Business News at a Glance

Posted January 11, 2018 10:17 p.m. EST

Walmart’s Bumpy Day: From Wage Increase to Store Closings

Walmart, the nation’s largest private employer, on Thursday announced it would use some of its savings under the new tax bill to provide wage increases, bonuses and expanded benefits to its hourly workers. The giant retailer said it would raise its minimum starting wage to $11 an hour, from $9. But within hours, Walmart had undercut its triumphal message when news leaked that it was closing 63 of its Sam’s Club stores. The United Food and Commercial Workers International Union, which hopes to represent Walmart’s nonunionized workforce, called the wage increase a “public relations stunt” meant to distract from the closings.

Facebook Overhauls News Feed to Focus on What Friends and Family Share
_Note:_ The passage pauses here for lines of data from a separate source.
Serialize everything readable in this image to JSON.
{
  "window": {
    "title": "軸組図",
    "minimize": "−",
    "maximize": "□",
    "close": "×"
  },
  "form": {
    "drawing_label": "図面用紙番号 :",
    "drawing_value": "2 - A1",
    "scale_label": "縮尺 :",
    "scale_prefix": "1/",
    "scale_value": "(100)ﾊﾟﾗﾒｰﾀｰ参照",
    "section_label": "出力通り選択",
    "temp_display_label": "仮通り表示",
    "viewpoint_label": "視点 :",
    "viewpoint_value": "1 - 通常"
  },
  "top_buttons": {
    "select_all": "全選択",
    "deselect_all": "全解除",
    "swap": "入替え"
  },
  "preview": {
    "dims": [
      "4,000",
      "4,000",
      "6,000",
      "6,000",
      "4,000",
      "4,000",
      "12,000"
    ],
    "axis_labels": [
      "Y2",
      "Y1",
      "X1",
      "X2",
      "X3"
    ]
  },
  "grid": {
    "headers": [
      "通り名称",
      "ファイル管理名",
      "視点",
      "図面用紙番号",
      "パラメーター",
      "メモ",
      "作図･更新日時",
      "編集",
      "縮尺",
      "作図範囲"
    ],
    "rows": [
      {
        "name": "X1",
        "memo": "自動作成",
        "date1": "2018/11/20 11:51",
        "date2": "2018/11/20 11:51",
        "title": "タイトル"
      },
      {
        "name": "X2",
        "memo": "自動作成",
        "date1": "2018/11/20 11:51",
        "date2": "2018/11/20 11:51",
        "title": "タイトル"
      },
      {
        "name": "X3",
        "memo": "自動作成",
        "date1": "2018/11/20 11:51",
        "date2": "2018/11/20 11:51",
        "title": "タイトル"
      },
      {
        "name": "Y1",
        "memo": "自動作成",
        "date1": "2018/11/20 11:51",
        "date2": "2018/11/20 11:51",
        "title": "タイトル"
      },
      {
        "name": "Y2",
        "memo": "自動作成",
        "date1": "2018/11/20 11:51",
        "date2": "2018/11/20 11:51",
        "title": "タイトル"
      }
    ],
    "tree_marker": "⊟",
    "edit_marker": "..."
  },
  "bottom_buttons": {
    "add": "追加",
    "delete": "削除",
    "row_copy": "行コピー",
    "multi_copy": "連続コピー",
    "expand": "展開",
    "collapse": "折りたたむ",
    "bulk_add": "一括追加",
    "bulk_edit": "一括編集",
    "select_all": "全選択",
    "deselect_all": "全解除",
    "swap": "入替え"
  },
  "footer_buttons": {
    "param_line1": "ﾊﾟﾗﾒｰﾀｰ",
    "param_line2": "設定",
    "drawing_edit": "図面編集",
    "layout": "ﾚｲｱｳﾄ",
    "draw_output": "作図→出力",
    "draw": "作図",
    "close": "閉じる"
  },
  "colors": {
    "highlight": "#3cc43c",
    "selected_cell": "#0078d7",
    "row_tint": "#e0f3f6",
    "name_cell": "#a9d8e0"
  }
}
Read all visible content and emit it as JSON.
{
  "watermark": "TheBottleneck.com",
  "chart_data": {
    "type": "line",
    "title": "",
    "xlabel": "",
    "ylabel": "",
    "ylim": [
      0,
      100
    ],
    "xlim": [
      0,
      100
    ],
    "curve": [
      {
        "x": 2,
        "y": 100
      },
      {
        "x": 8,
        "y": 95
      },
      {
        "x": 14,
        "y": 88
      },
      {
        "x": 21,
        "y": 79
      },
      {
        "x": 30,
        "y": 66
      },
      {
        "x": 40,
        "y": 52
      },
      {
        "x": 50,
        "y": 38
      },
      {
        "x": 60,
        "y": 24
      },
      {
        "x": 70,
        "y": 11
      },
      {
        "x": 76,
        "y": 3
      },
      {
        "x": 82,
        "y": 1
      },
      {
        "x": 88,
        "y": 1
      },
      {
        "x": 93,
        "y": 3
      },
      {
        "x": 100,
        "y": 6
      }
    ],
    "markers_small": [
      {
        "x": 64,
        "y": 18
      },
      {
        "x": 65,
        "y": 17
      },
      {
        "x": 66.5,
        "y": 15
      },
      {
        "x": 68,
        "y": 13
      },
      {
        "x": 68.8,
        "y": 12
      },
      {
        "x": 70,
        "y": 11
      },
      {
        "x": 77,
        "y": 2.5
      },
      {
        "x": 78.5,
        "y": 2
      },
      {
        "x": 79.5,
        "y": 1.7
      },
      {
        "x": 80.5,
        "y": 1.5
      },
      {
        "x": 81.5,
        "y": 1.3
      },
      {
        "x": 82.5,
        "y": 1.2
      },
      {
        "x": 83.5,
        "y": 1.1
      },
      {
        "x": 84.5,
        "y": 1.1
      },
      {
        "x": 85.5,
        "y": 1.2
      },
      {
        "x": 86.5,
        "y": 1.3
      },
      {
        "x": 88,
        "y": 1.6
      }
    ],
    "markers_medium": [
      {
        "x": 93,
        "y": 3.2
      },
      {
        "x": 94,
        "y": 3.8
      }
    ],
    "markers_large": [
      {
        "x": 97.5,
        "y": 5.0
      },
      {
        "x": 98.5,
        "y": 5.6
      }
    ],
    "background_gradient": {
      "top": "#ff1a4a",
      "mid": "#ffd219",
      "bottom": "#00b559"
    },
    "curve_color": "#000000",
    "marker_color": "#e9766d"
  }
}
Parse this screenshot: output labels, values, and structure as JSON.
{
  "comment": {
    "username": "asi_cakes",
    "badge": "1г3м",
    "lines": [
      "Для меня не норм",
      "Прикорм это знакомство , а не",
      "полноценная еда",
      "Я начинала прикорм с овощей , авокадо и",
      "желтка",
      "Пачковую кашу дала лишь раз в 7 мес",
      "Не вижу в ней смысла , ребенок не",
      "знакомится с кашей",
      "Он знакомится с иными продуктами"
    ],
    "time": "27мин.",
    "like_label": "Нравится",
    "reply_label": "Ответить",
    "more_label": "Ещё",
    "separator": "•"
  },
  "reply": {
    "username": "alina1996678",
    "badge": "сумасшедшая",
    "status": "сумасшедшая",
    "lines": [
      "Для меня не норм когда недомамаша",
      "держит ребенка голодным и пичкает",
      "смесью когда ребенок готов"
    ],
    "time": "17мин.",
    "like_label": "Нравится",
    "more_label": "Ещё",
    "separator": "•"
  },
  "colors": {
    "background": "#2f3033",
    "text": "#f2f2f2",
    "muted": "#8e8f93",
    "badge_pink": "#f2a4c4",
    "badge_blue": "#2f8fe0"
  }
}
Facebook introduced sweeping changes to the kinds of posts, videos and photos that its more than 2 billion members will see most, saying on Thursday that it will prioritize what their friends and family share and comment on while de-emphasizing content from publishers and brands. The shift is the most significant overhaul in years to Facebook’s News Feed, the cascading screen of content that people typically see when they log into the social network. Over the next few weeks, users will begin seeing fewer viral videos and news articles posted by media companies.

Kering to Spin Off Puma, Saying Goodbye to Sports Lifestyle

Kering, the owner of high-fashion labels such as Gucci, Saint Laurent and Alexander McQueen, is getting out of the sports lifestyle business. On Thursday, the French conglomerate said it would spin off the German sports brand Puma to its shareholders, the final move in a series of deals brokered by Kering as part of its transformation into a pure luxury player. The move is a signal of Kering’s belief in the health of the highest end of the consumer market. The number of Puma’s publicly traded shares would be increased to approximately 55 percent, a statement said.

Dropbox Is Said to Be Planning to Go Public

Silicon Valley has birthed many highly valued and hugely hyped startups in recent years, including Uber, Airbnb and Pinterest. Few have made it onto the stock market successfully. Now Dropbox, the online file storage company that is part of Silicon Valley’s closely watched pack of “unicorns,” plans to try its luck. The company has filed documents to go public, people briefed on the matter said Thursday. If Dropbox — last valued by private-market investors at about $10 billion — follows through on an initial public offering, it will become one of the highest-profile technology companies of late to seek a stock market listing.

States Push Back After Net Neutrality Repeal

A new front is opening in the battle to restore net neutrality rules: state legislatures. Lawmakers in at least six states, including California and New York, have introduced bills in recent weeks that would forbid internet providers to block or slow down sites or online services. Legislators in several other states, including North Carolina and Illinois, are weighing similar action. They are responding to the Federal Communications Commission’s vote last month to end regulations that barred internet service providers from creating slow and fast lanes for different sites and services. The new policy will go into effect in the coming weeks.

When the President Says It, Does That Mean It’s Not Unprintable?

Lester Holt opened the “NBC Nightly News” on Thursday with a parental warning: “This may not be appropriate for some of our younger viewers.” Media outlets on Thursday took the unusual step of allowing the word “shithole” in print and on air, after a report that President Donald Trump had used the term to describe African nations and Haiti during a White House meeting with lawmakers on immigration. It is exceedingly rare for the country’s biggest news organizations to publish a quote that includes an expletive. But several media executives said Thursday that the news value of Trump’s remarks was undeniable.